+++ Available data

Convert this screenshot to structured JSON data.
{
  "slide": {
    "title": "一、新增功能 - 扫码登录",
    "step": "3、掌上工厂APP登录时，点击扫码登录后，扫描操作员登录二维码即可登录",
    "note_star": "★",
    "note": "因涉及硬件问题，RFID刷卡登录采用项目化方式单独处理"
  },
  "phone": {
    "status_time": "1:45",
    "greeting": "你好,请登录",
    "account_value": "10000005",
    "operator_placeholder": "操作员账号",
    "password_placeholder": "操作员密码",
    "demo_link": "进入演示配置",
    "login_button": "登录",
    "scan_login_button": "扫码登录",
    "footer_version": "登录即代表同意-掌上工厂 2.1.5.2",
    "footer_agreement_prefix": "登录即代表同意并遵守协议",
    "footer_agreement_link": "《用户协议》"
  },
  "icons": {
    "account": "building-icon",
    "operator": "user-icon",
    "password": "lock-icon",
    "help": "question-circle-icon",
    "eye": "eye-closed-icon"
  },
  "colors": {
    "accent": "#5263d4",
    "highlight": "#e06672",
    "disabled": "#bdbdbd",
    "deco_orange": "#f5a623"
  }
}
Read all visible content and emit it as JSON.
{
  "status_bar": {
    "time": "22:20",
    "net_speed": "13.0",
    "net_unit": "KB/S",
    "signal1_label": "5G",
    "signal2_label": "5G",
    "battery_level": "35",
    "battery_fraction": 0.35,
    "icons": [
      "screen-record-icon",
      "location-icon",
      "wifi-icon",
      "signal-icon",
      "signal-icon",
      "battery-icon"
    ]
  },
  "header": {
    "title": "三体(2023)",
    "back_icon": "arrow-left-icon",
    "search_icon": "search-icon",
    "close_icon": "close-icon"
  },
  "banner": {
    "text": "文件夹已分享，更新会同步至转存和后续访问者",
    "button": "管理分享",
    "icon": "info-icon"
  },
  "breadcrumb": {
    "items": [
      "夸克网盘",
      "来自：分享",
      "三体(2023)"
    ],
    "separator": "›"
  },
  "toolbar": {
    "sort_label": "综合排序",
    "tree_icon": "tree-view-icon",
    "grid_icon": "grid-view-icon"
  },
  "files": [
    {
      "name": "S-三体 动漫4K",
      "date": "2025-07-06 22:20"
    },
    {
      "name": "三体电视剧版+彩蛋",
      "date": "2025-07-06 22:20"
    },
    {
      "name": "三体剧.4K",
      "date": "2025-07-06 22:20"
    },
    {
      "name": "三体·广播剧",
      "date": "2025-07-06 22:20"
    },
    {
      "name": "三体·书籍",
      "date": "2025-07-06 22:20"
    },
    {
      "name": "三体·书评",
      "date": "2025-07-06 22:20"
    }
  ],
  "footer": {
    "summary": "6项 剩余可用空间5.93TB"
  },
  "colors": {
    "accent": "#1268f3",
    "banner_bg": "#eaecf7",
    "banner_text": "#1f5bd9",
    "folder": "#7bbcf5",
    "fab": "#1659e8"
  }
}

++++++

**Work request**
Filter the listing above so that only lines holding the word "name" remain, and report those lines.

**Answer**
      "name": "S-三体 动漫4K",
      "name": "三体电视剧版+彩蛋",
      "name": "三体剧.4K",
      "name": "三体·广播剧",
      "name": "三体·书籍",
      "name": "三体·书评",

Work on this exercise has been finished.